Although Earth only has one moon, it does have other natural satellites, including asteroid 2016 HO3, known as a "co-orbital object." These tiny celestial objects could be an "attractive location for extraterrestrial intelligence," according to a new study.
The research suggests that these space rocks could be hiding grounds for an advanced civilization, given their small size and close proximity to the planet.
"These near-Earth objects provide an ideal way to watch our world from a secure natural object," the study's abstract reads. "That provides resources an ETI [extraterrestrial intelligence] might need: materials, a firm anchor, and concealment. These have been little studied by astronomy and not at all by the Search for Extraterrestrial Intelligence (SETI) or planetary radar observations."

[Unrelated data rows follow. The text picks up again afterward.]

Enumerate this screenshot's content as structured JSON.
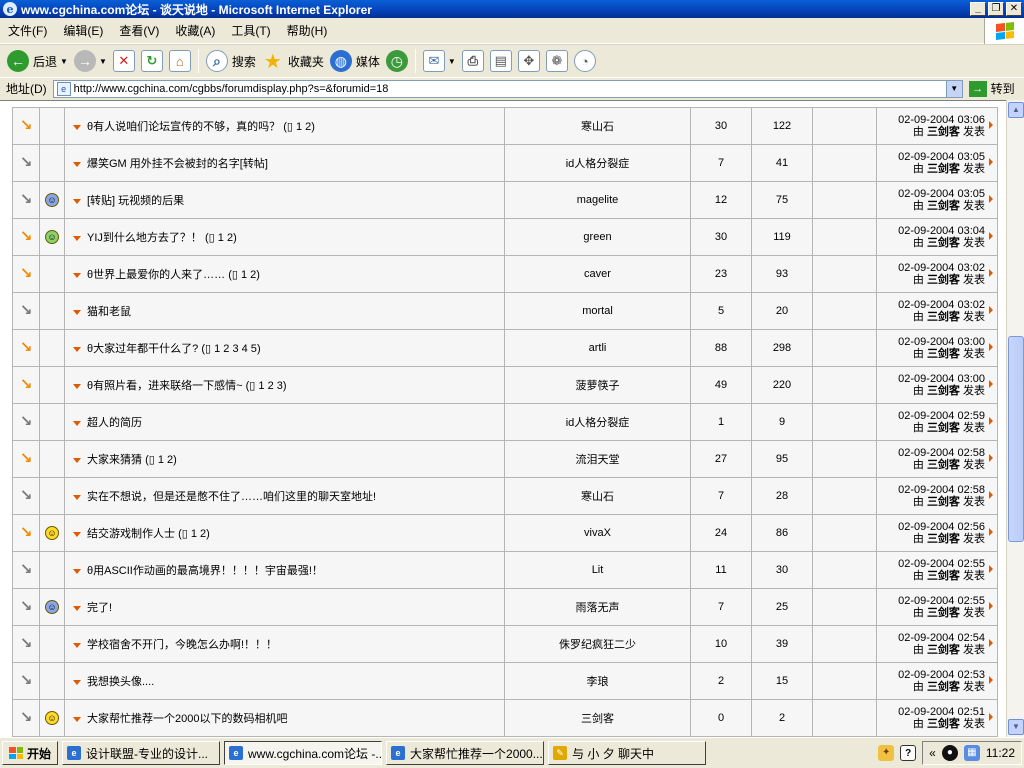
{
  "window": {
    "title": "www.cgchina.com论坛 - 谈天说地 - Microsoft Internet Explorer",
    "buttons": [
      "_",
      "❐",
      "✕"
    ]
  },
  "menubar": [
    "文件(F)",
    "编辑(E)",
    "查看(V)",
    "收藏(A)",
    "工具(T)",
    "帮助(H)"
  ],
  "toolbar": {
    "back": "后退",
    "search": "搜索",
    "favorites": "收藏夹",
    "media": "媒体"
  },
  "address": {
    "label": "地址(D)",
    "url": "http://www.cgchina.com/cgbbs/forumdisplay.php?s=&forumid=18",
    "go": "转到"
  },
  "threads": [
    {
      "status": "hot",
      "emoticon": "",
      "subject": "有人说咱们论坛宣传的不够，真的吗？",
      "poll": true,
      "pages": "1 2",
      "author": "寒山石",
      "replies": "30",
      "views": "122",
      "date": "02-09-2004 03:06",
      "by": "三剑客"
    },
    {
      "status": "cold",
      "emoticon": "",
      "subject": "爆笑GM 用外挂不会被封的名字[转帖]",
      "poll": false,
      "pages": "",
      "author": "id人格分裂症",
      "replies": "7",
      "views": "41",
      "date": "02-09-2004 03:05",
      "by": "三剑客"
    },
    {
      "status": "cold",
      "emoticon": "blue",
      "subject": "[转贴] 玩视频的后果",
      "poll": false,
      "pages": "",
      "author": "magelite",
      "replies": "12",
      "views": "75",
      "date": "02-09-2004 03:05",
      "by": "三剑客"
    },
    {
      "status": "hot",
      "emoticon": "green",
      "subject": "YIJ到什么地方去了？！",
      "poll": false,
      "pages": "1 2",
      "author": "green",
      "replies": "30",
      "views": "119",
      "date": "02-09-2004 03:04",
      "by": "三剑客"
    },
    {
      "status": "hot",
      "emoticon": "",
      "subject": "世界上最爱你的人来了……",
      "poll": true,
      "pages": "1 2",
      "author": "caver",
      "replies": "23",
      "views": "93",
      "date": "02-09-2004 03:02",
      "by": "三剑客"
    },
    {
      "status": "cold",
      "emoticon": "",
      "subject": "猫和老鼠",
      "poll": false,
      "pages": "",
      "author": "mortal",
      "replies": "5",
      "views": "20",
      "date": "02-09-2004 03:02",
      "by": "三剑客"
    },
    {
      "status": "hot",
      "emoticon": "",
      "subject": "大家过年都干什么了?",
      "poll": true,
      "pages": "1 2 3 4 5",
      "author": "artli",
      "replies": "88",
      "views": "298",
      "date": "02-09-2004 03:00",
      "by": "三剑客"
    },
    {
      "status": "hot",
      "emoticon": "",
      "subject": "有照片看，进来联络一下感情~",
      "poll": true,
      "pages": "1 2 3",
      "author": "菠萝筷子",
      "replies": "49",
      "views": "220",
      "date": "02-09-2004 03:00",
      "by": "三剑客"
    },
    {
      "status": "cold",
      "emoticon": "",
      "subject": "超人的简历",
      "poll": false,
      "pages": "",
      "author": "id人格分裂症",
      "replies": "1",
      "views": "9",
      "date": "02-09-2004 02:59",
      "by": "三剑客"
    },
    {
      "status": "hot",
      "emoticon": "",
      "subject": "大家来猜猜",
      "poll": false,
      "pages": "1 2",
      "author": "流泪天堂",
      "replies": "27",
      "views": "95",
      "date": "02-09-2004 02:58",
      "by": "三剑客"
    },
    {
      "status": "cold",
      "emoticon": "",
      "subject": "实在不想说，但是还是憋不住了……咱们这里的聊天室地址!",
      "poll": false,
      "pages": "",
      "author": "寒山石",
      "replies": "7",
      "views": "28",
      "date": "02-09-2004 02:58",
      "by": "三剑客"
    },
    {
      "status": "hot",
      "emoticon": "yellow",
      "subject": "结交游戏制作人士",
      "poll": false,
      "pages": "1 2",
      "author": "vivaX",
      "replies": "24",
      "views": "86",
      "date": "02-09-2004 02:56",
      "by": "三剑客"
    },
    {
      "status": "cold",
      "emoticon": "",
      "subject": "用ASCII作动画的最高境界！！！！宇宙最强!！",
      "poll": true,
      "pages": "",
      "author": "Lit",
      "replies": "11",
      "views": "30",
      "date": "02-09-2004 02:55",
      "by": "三剑客"
    },
    {
      "status": "cold",
      "emoticon": "blue",
      "subject": "完了!",
      "poll": false,
      "pages": "",
      "author": "雨落无声",
      "replies": "7",
      "views": "25",
      "date": "02-09-2004 02:55",
      "by": "三剑客"
    },
    {
      "status": "cold",
      "emoticon": "",
      "subject": "学校宿舍不开门，今晚怎么办啊!！！！",
      "poll": false,
      "pages": "",
      "author": "侏罗纪疯狂二少",
      "replies": "10",
      "views": "39",
      "date": "02-09-2004 02:54",
      "by": "三剑客"
    },
    {
      "status": "cold",
      "emoticon": "",
      "subject": "我想换头像....",
      "poll": false,
      "pages": "",
      "author": "李琅",
      "replies": "2",
      "views": "15",
      "date": "02-09-2004 02:53",
      "by": "三剑客"
    },
    {
      "status": "cold",
      "emoticon": "yellow",
      "subject": "大家帮忙推荐一个2000以下的数码相机吧",
      "poll": false,
      "pages": "",
      "author": "三剑客",
      "replies": "0",
      "views": "2",
      "date": "02-09-2004 02:51",
      "by": "三剑客"
    }
  ],
  "labels": {
    "by_prefix": "由",
    "by_suffix": "发表"
  },
  "taskbar": {
    "start": "开始",
    "tasks": [
      "设计联盟-专业的设计...",
      "www.cgchina.com论坛 -...",
      "大家帮忙推荐一个2000...",
      "与 小 夕 聊天中"
    ],
    "clock": "11:22",
    "tray_chevron": "«"
  },
  "colors": {
    "hot_arrow": "#f08a00",
    "cold_arrow": "#7a7a7a",
    "title_bar": "#0541b8"
  }
}
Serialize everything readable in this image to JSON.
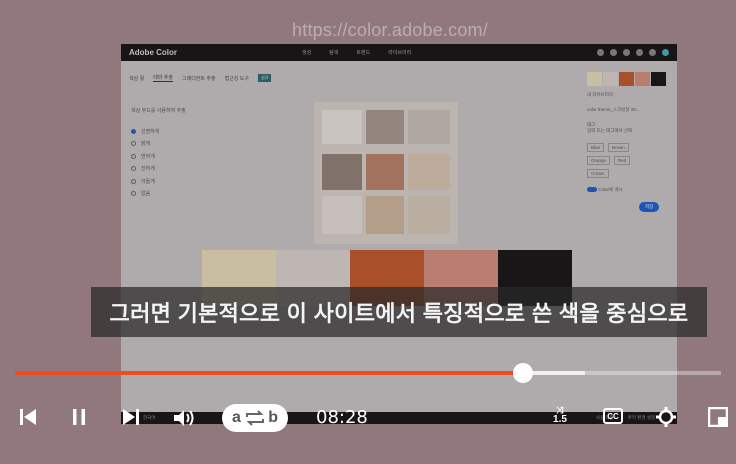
{
  "browser": {
    "url_overlay": "https://color.adobe.com/"
  },
  "site": {
    "brand": "Adobe Color",
    "menu": [
      "생성",
      "탐색",
      "트렌드",
      "라이브러리"
    ],
    "tabs": [
      "색상 휠",
      "테마 추출",
      "그래디언트 추출",
      "접근성 도구"
    ],
    "tab_badge": "신규",
    "options_heading": "색상 무드를 사용하여 추출",
    "options": [
      "선명하게",
      "밝게",
      "연하게",
      "진하게",
      "어둡게",
      "없음"
    ],
    "palette_colors": [
      "#e8dfb8",
      "#d9d5cf",
      "#c1582a",
      "#d6917e",
      "#121212"
    ],
    "panel_swatches": [
      "#e8dfb8",
      "#d9d5cf",
      "#c1582a",
      "#d6917e",
      "#121212"
    ],
    "panel_library_label": "내 라이브러리",
    "panel_name_value": "color theme_스크린샷 20...",
    "panel_tags_label": "태그",
    "panel_tags_placeholder": "입력 또는 태그에서 선택",
    "panel_chips": [
      "Blue",
      "Brown",
      "Orange",
      "Red",
      "Cream"
    ],
    "panel_toggle_label": "Color에 게시",
    "panel_save": "저장",
    "footer_items": [
      "한국어",
      "사용 약관",
      "쿠키 환경 설정"
    ]
  },
  "player": {
    "caption": "그러면 기본적으로 이 사이트에서 특징적으로 쓴 색을 중심으로",
    "played_fraction": 0.72,
    "buffered_fraction": 0.807,
    "ab_left": "a",
    "ab_right": "b",
    "time": "08:28",
    "speed": "1.5",
    "cc_label": "CC",
    "accent_color": "#ec4c1f"
  }
}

The study's sole author, James Benford, told Live Science that it's possible that there could be hundreds, or even thousands, of stars that have been close enough to the Earth throughout its history for a potential intelligent civilization to make contact.
The two closest stars to Earth are Alpha Centauri A and Alpha Centauri B, which are approximately 4.3 light-years from Earth. A light-year, which measures distance in space, equals 6 trillion miles.
They may have seen simple life, single-celled organisms or possibly dinosaurs, depending upon when and if they viewed them. He added that there's a chance any of the technology they used to keep tabs on Earth could still be there. "This is essentially extraterrestrial archaeology I'm talking about," Benford told the news outlet.
Discovered in 2016, asteroid 2016 HO3 keeps an orbit around the Sun that allows it to remain a "constant companion of Earth," NASA's JPL previously explained. China is planning to explore the near-Earth asteroid as well as a main asteroid belt comet, known as 133P, according to the country's state-run Xinhua news agency.
Paul Davies, a physicist and astrobiologist at Arizona State University who was not involved in the study, told Live Science that even if there is no evidence of an extraterrestrial civilization found, studying co-orbitals might yield some promising finds.
"How likely is it that alien probe would be on one of these co-orbitals, obviously extremely unlikely," Davies told the news outlet. "But if it costs very little to go take a look, why not? Even if we don't find E.T., we might find something of interest."
The research has been published in the Astronomical Journal.